In the punishment phase, the State presented the criminal history of Guzman, which including a 2012 conviction for Driving While Intoxicated in Harris County, a 2012 conviction for Assault Family Violence in Harris County, a 2022 Conviction for Driving While Intoxicated 2nd out of Montgomery County, and a 2022 conviction for Assault Bodily Injury out of Harris County.
The jury also heard testimony from the victim in the 2012 domestic violence assault wherein she recounted the beating she suffered at the hands of Guzman. Lastly, the jury heard testimony from the victim who recounted how this has changed and destroyed much of her life and the permanent damage done to her body as a result of the assault.
During closing arguments, District Attorney Jennifer L. Bergman, stated “It is important to send a message to every single abuser in our county that this will not be tolerated here, and I ask you to send that message and send him to prison for a term of life….He’s shown us who he is and what he is willing to do to other people, and now is your opportunity to show him what is acceptable and what is not acceptable in our community.”

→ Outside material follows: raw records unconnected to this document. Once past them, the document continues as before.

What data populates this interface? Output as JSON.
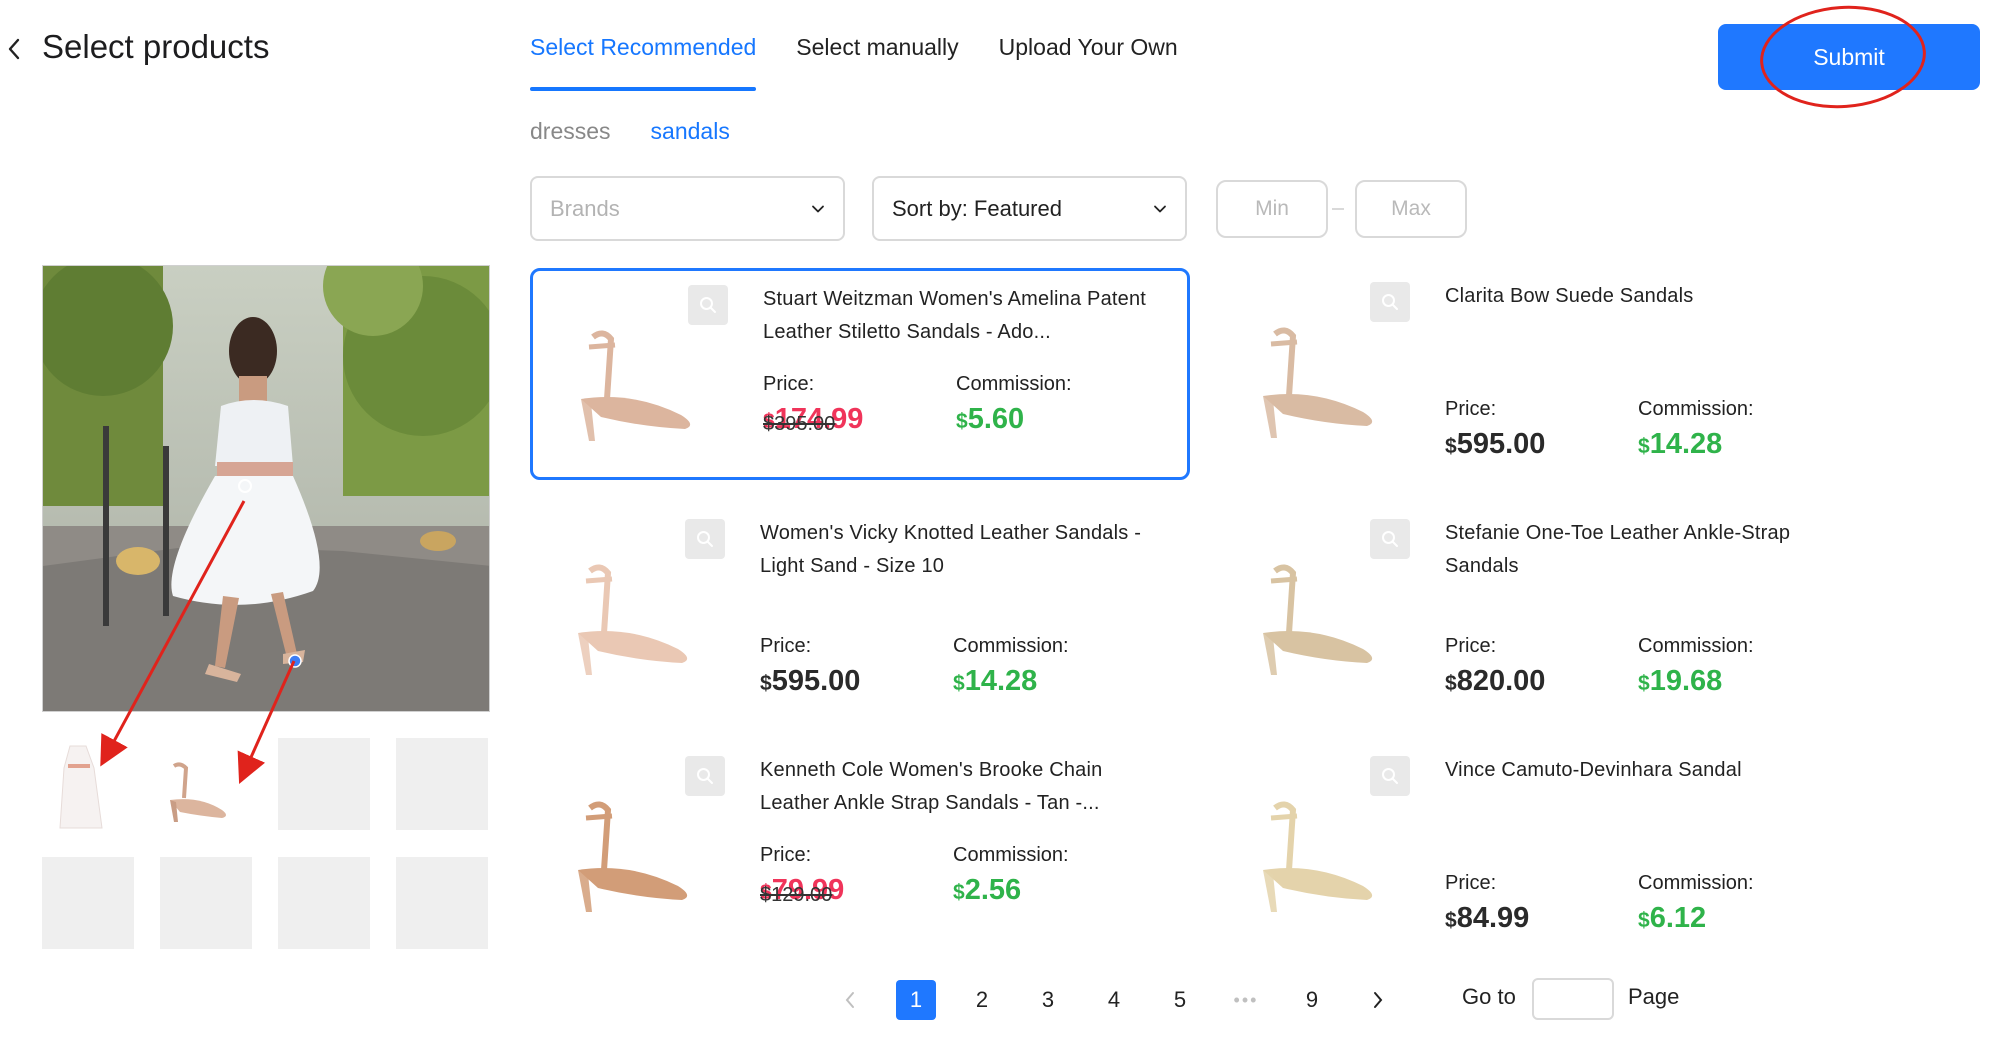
{
  "header": {
    "title": "Select products",
    "submit_label": "Submit"
  },
  "tabs": [
    {
      "label": "Select Recommended",
      "active": true
    },
    {
      "label": "Select manually",
      "active": false
    },
    {
      "label": "Upload Your Own",
      "active": false
    }
  ],
  "subcategories": [
    {
      "label": "dresses",
      "active": false
    },
    {
      "label": "sandals",
      "active": true
    }
  ],
  "filters": {
    "brands_placeholder": "Brands",
    "sort_value": "Sort by: Featured",
    "min_placeholder": "Min",
    "max_placeholder": "Max"
  },
  "labels": {
    "price": "Price:",
    "commission": "Commission:"
  },
  "currency": "$",
  "products": [
    {
      "name": "Stuart Weitzman Women's Amelina Patent Leather Stiletto Sandals - Ado...",
      "price": "174.99",
      "original_price": "$395.00",
      "commission": "5.60",
      "on_sale": true,
      "selected": true
    },
    {
      "name": "Clarita Bow Suede Sandals",
      "price": "595.00",
      "commission": "14.28",
      "on_sale": false,
      "selected": false
    },
    {
      "name": "Women's Vicky Knotted Leather Sandals - Light Sand - Size 10",
      "price": "595.00",
      "commission": "14.28",
      "on_sale": false,
      "selected": false
    },
    {
      "name": "Stefanie One-Toe Leather Ankle-Strap Sandals",
      "price": "820.00",
      "commission": "19.68",
      "on_sale": false,
      "selected": false
    },
    {
      "name": "Kenneth Cole Women's Brooke Chain Leather Ankle Strap Sandals - Tan -...",
      "price": "79.99",
      "original_price": "$129.00",
      "commission": "2.56",
      "on_sale": true,
      "selected": false
    },
    {
      "name": "Vince Camuto-Devinhara Sandal",
      "price": "84.99",
      "commission": "6.12",
      "on_sale": false,
      "selected": false
    }
  ],
  "pagination": {
    "pages": [
      "1",
      "2",
      "3",
      "4",
      "5",
      "9"
    ],
    "current": "1",
    "ellipsis": "•••",
    "goto_label": "Go to",
    "page_label": "Page"
  },
  "colors": {
    "accent": "#1f78ff",
    "sale_price": "#f0345a",
    "commission": "#2fb34a",
    "annotation": "#e0231c"
  },
  "icons": [
    "back-chevron-icon",
    "chevron-down-icon",
    "zoom-icon",
    "pagination-prev-icon",
    "pagination-next-icon"
  ]
}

Nicole Washington argued the horrific facts of this case during closing, for the safety of the community, and the prevention of future victims as it was clear that Guzman had not learned from his past. Thereafter, the jury retired to deliberate and quickly returned a verdict of a term of life in prison and a $10,000 fine.
“By their sentence, the jury showed their understanding that Jorge Pineda Guzman posed an immediate threat not only to the citizens of this community, but also to those surrounding. For that, we should all rest more peacefully,” Washington said.

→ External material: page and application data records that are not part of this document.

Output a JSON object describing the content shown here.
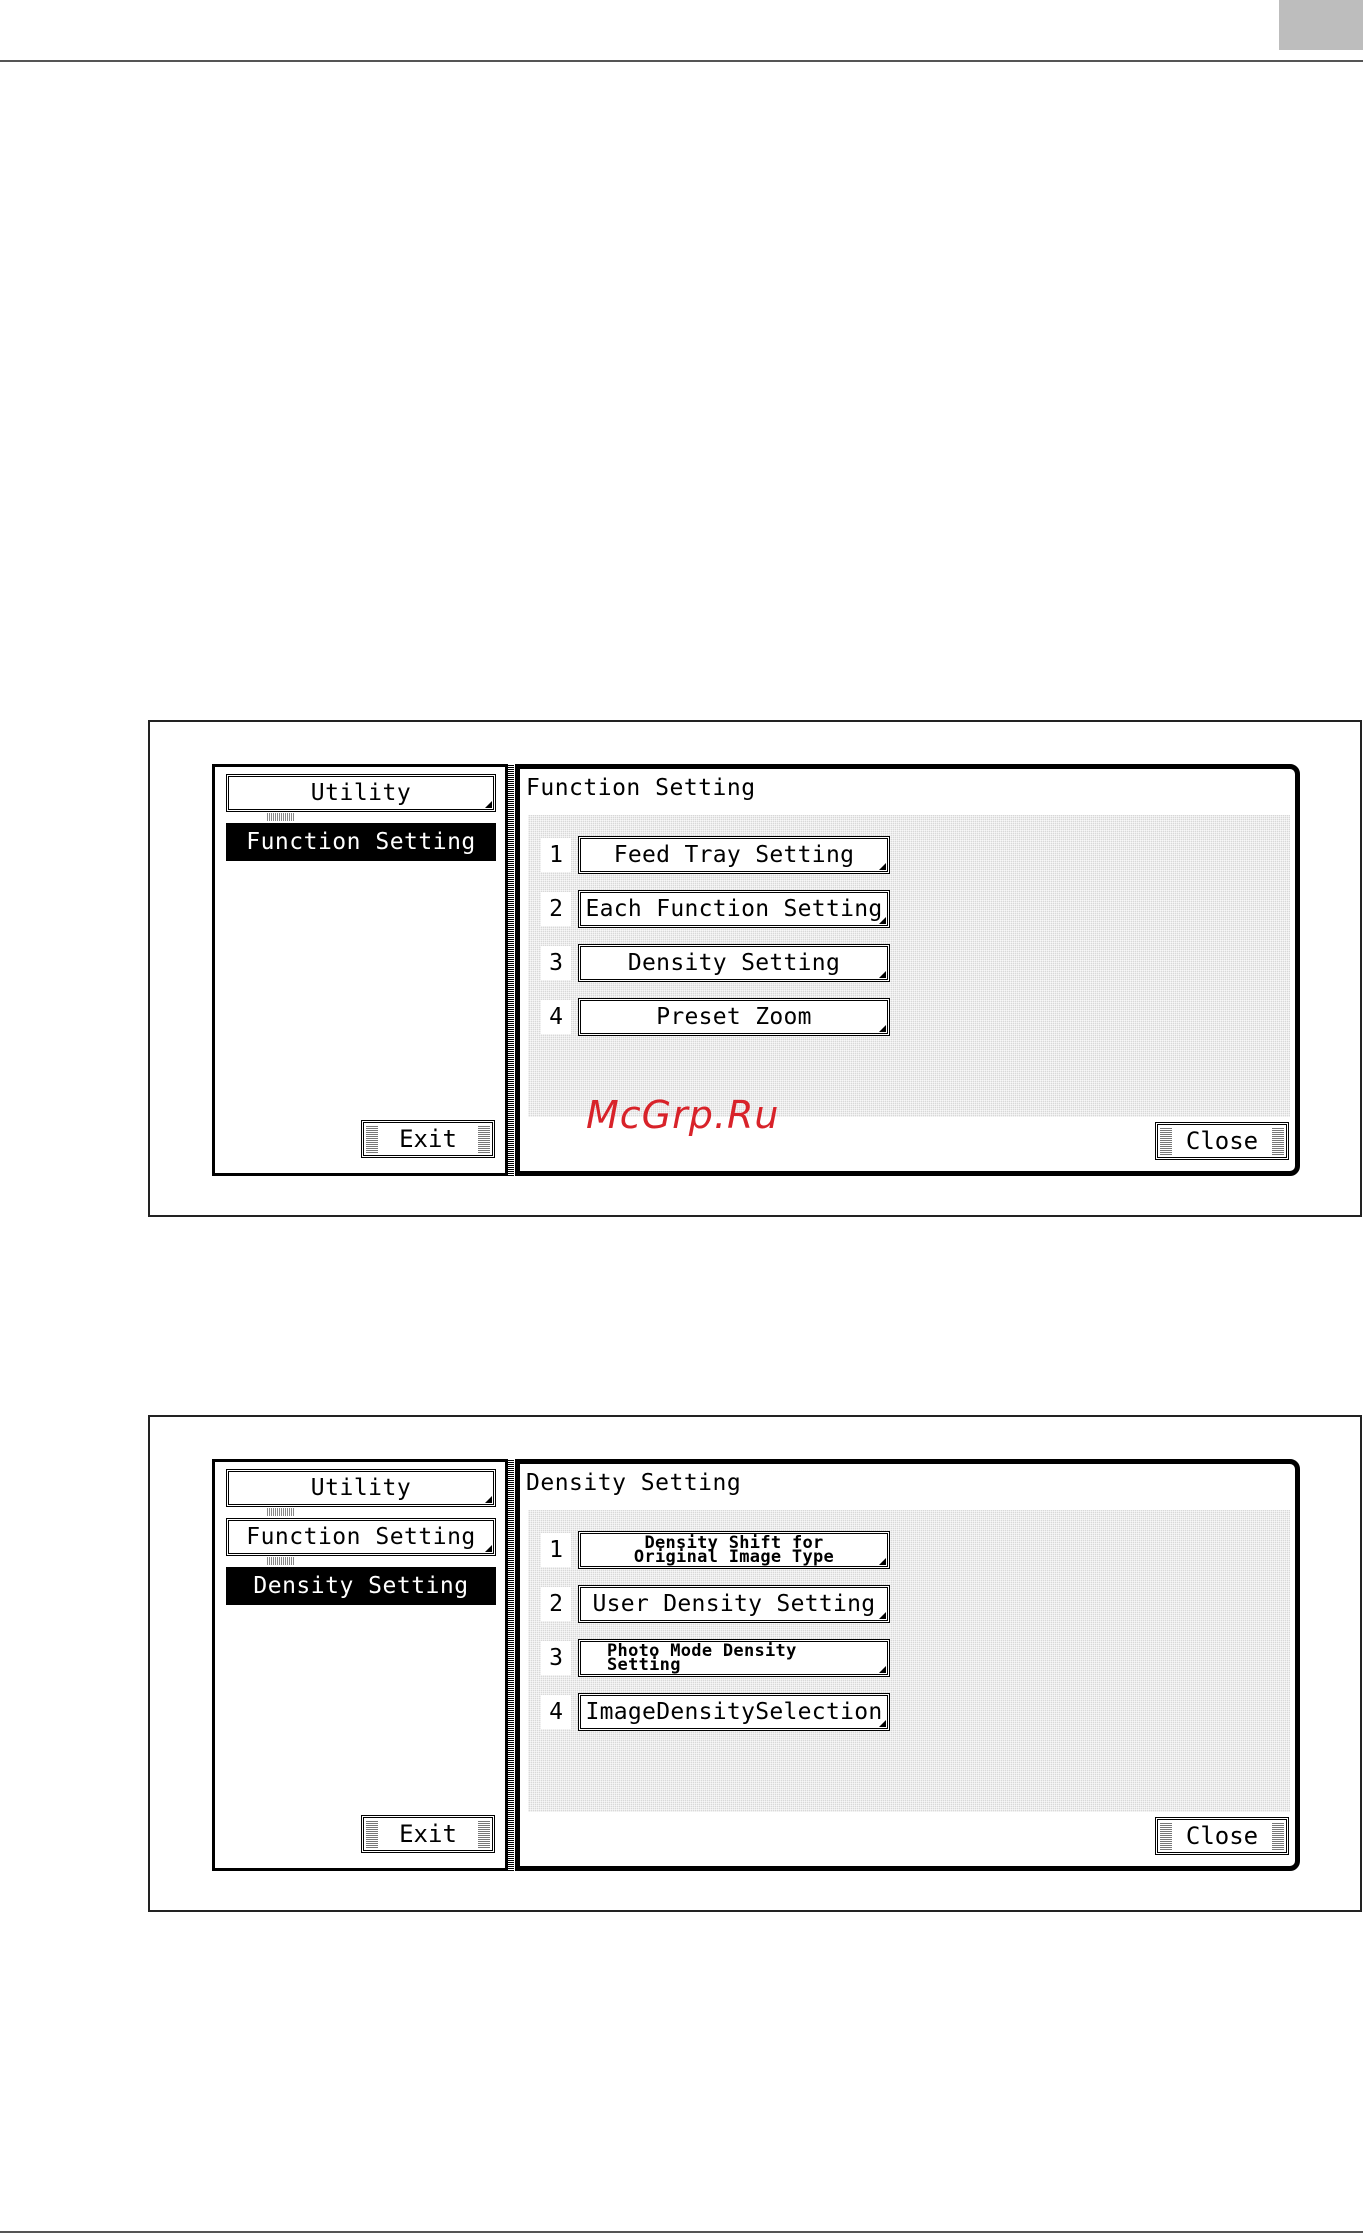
{
  "watermark": "McGrp.Ru",
  "screens": [
    {
      "breadcrumbs": [
        "Utility",
        "Function Setting"
      ],
      "exit_label": "Exit",
      "panel_title": "Function Setting",
      "options": [
        {
          "num": "1",
          "label": "Feed Tray Setting"
        },
        {
          "num": "2",
          "label": "Each Function Setting"
        },
        {
          "num": "3",
          "label": "Density Setting"
        },
        {
          "num": "4",
          "label": "Preset Zoom"
        }
      ],
      "close_label": "Close"
    },
    {
      "breadcrumbs": [
        "Utility",
        "Function Setting",
        "Density Setting"
      ],
      "exit_label": "Exit",
      "panel_title": "Density Setting",
      "options": [
        {
          "num": "1",
          "label_line1": "Density Shift for",
          "label_line2": "Original Image Type"
        },
        {
          "num": "2",
          "label": "User Density Setting"
        },
        {
          "num": "3",
          "label_line1": "Photo Mode Density",
          "label_line2": "Setting"
        },
        {
          "num": "4",
          "label": "ImageDensitySelection"
        }
      ],
      "close_label": "Close"
    }
  ]
}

“Jorge Pineda Guzman posed a clear and present danger to every member of our community. The office of the Liberty County District Attorney is the barrier between violent offenders and the citizens of our community. I am thankful that we have officers like Noe Chavez, paramedics like Diane Cheek, and neighbors like the one who testified here, were all willing to do their part in ensuring the safety of our victim and also ensuring that Jorge Pineda Guzman will never again walk our streets,” Bergman said. “Further, I want to express my gratitude to the jurors who understood the importance of their decision when they handed down their verdict the life sentence the defendant so clearly deserved. Most importantly, I want to commend both victims for coming forward and having the courage and strength to face their abuser and tell their story. It is my hope that their strength will encourage others to come forward and speak the truth.”